.....Science began its fight to supplant myth and magic on the grounds that it provided more valid explanations of nature.
Yet myths and magic rituals and religious beliefs attempt the same task. Science produces a cosmogony as a general structure to explain the major questions of existence. So do the Edda and Gilgamesh epics, and the belief in Creation and the garden of Eden. Myths provide structures which give cause-and effect reasons for the existence of phenomena. So does science. Rituals use secret languages known only to the initiates who have passed ritual tests and who follow the strictest rules of procedure which are essential if the magic is to work. Science operates in the same way. Myths confer stability and certainty because they explain why things happen or fail to happen, as does science. The aim of the myth is to explain existence, to provide a means of control over nature, and to give to us all comfort and a sense of place in the apparent chaos of the universe. This is precisely the aim of science.
Science, therefore for all the reasons above, is not what it appears to be. It is not objectively impartial, since every observation it makes of nature is impregnated with theory. Nature is so complex and so random that it can only be approached with a systematic tool that presupposes certain facts about it. Without such a pattern it would be impossible to find an answer to questions even as simple as 'What am I looking at?'
The structure is institutionalised and given permanence by the educational system. Agreement on the structure is efficient: it saves investigators from having to go back to first principles each time. The theory of the structure dictates what 'facts' shall be, and all values and assessments of results are internal to the structure. Since theory 'creates' facts, and facts prove the theory, the argument of science is circular. Commitment to the theory is essential to orderly progress. The unknown can only be examined by first being defined in terms of the structure.
The implications of this are that, since the structure of reality changes over time, science can only answer contemporary questions about a reality defined in contemporary terms and investigated with contemporary tools.
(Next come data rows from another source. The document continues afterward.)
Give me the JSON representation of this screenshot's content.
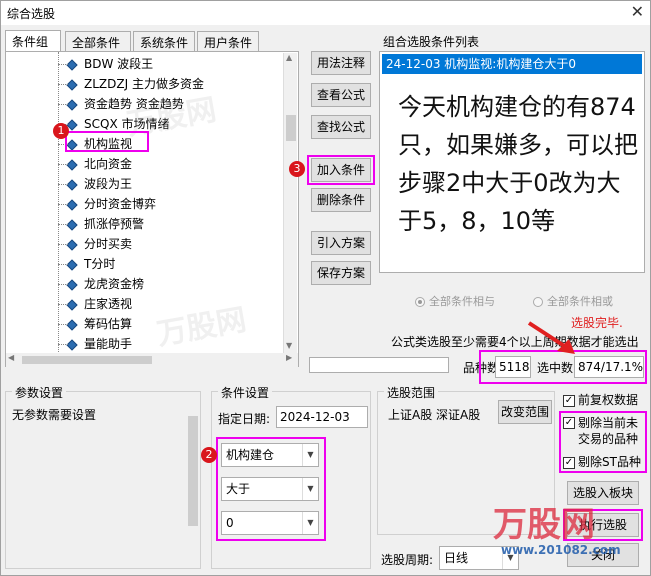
{
  "window": {
    "title": "综合选股"
  },
  "tabs": [
    "条件组",
    "全部条件",
    "系统条件",
    "用户条件"
  ],
  "tree_items": [
    "BDW 波段王",
    "ZLZDZJ 主力做多资金",
    "资金趋势 资金趋势",
    "SCQX 市场情绪",
    "机构监视",
    "北向资金",
    "波段为王",
    "分时资金博弈",
    "抓涨停预警",
    "分时买卖",
    "T分时",
    "龙虎资金榜",
    "庄家透视",
    "筹码估算",
    "量能助手"
  ],
  "buttons": {
    "usage": "用法注释",
    "view_formula": "查看公式",
    "find_formula": "查找公式",
    "add_condition": "加入条件",
    "delete_condition": "删除条件",
    "import_plan": "引入方案",
    "save_plan": "保存方案",
    "change_range": "改变范围",
    "to_block": "选股入板块",
    "execute": "执行选股",
    "close": "关闭"
  },
  "condition_list": {
    "label": "组合选股条件列表",
    "selected_item": "24-12-03 机构监视:机构建仓大于0",
    "annotation": "今天机构建仓的有874只，如果嫌多，可以把步骤2中大于0改为大于5，8，10等"
  },
  "logic": {
    "and_label": "全部条件相与",
    "or_label": "全部条件相或"
  },
  "status": {
    "done": "选股完毕.",
    "note": "公式类选股至少需要4个以上周期数据才能选出",
    "count_label": "品种数",
    "count_value": "5118",
    "selected_label": "选中数",
    "selected_value": "874/17.1%"
  },
  "params": {
    "title": "参数设置",
    "text": "无参数需要设置"
  },
  "cond_settings": {
    "title": "条件设置",
    "date_label": "指定日期:",
    "date_value": "2024-12-03",
    "combo1": "机构建仓",
    "combo2": "大于",
    "combo3": "0"
  },
  "range": {
    "title": "选股范围",
    "value": "上证A股 深证A股"
  },
  "options": {
    "rights": "前复权数据",
    "exclude_untraded": "剔除当前未交易的品种",
    "exclude_st": "剔除ST品种"
  },
  "period": {
    "label": "选股周期:",
    "value": "日线"
  },
  "badges": [
    "1",
    "2",
    "3"
  ],
  "watermark": {
    "text": "万股网",
    "url": "www.201082.com"
  },
  "colors": {
    "highlight": "#ee00ee",
    "selection": "#0078d7",
    "badge": "#d9161c",
    "status_red": "#e02020"
  }
}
Logic is shaped by the values of the time; for Abelard it is revealed truth, for Galileo experimental evidence. Language, too, changes: in the fifteenth century 'earth' means 'fixed, unmoving'; in the eighteenth century 'electric' implies 'liquid'; 'space' before Georg Riemann is two-dimensional. Method is similarly dependent upon context: dialectic argument is replaced by empirical observation which is replaced by statistical probability. Science learns from mistakes only because they are deemed as such by the new structure.
In spite of its claims, science offers no method or universal explanation of reality adequate for all time. The search for the truth, the 'discovery of nature's secrets', as Descartes put it, is an idiosyncratic search for temporary truth. One truth is replaced by another. The fact that over time science has provided a more complex picture of nature is not in itself final proof that we live by the best, most accurate model so far.
The knowledge acquired through the use of any structure is selective. There are no standards or beliefs guiding the search for knowledge which are not dependent on the structure. Scientific knowledge, in sum, is not necessarily the clearest representation of what reality is; it is the artifact of each structure and its tool. Discovery is invention. Knowledge is man-made.
If this is so, then all views at all times are equally valid. There is no metaphysical, super-ordinary, final, absolute reality. There is no special direction to events. The universe is what we say it is. When theories change, the universe changes. The truth is relative.
This relativist view is generally shunned. It is supposed by the Left to dilute commitment and by the Right to leave society defenceless. In fact it renders everybody equally responsible for the structure adopted by the group. If there is no privileged source of truth, all structures are equally worth assessment and equally worth toleration. Relativism neutralises the views of extremists of all kinds. It makes science accountable to the society from which its structure springs. It urges care in judgment through awareness of the contextual nature of the judgmental values themselves.
A relativist approach might well use the new electronic data systems to provide a structure unlike any which has gone before. If structural change occurs most often through the juxtaposition of so-called 'facts' in a novel way, then the systems might offer the opportunity to evaluate not the facts which are, at the present rate of change, obsolete by the time they come to public consciousness, but the relationships between facts: the constants in the way they interact to produce change. Knowledge would then properly include the study of the structure itself.
Such a system would permit a type of 'balanced anarchy' in which all interests could be represented in a continuous reappraisal of the social requirements for knowledge, and the value judgments to be applied in directing the search for that knowledge. The view that this would endanger the position of the expert by imposing on his work the judgment of the layman ignores the fact that science has always been the product of social needs, consciously expressed or not. Science may well be a vital part of human endeavour, but for it to retain the privilege which it has gained over the centuries of being in some measure unaccountable would be to render both science itself and society a disservice. It is time that knowledge became more accessible to those to whom it properly belongs.James Burke - Wolrds Without End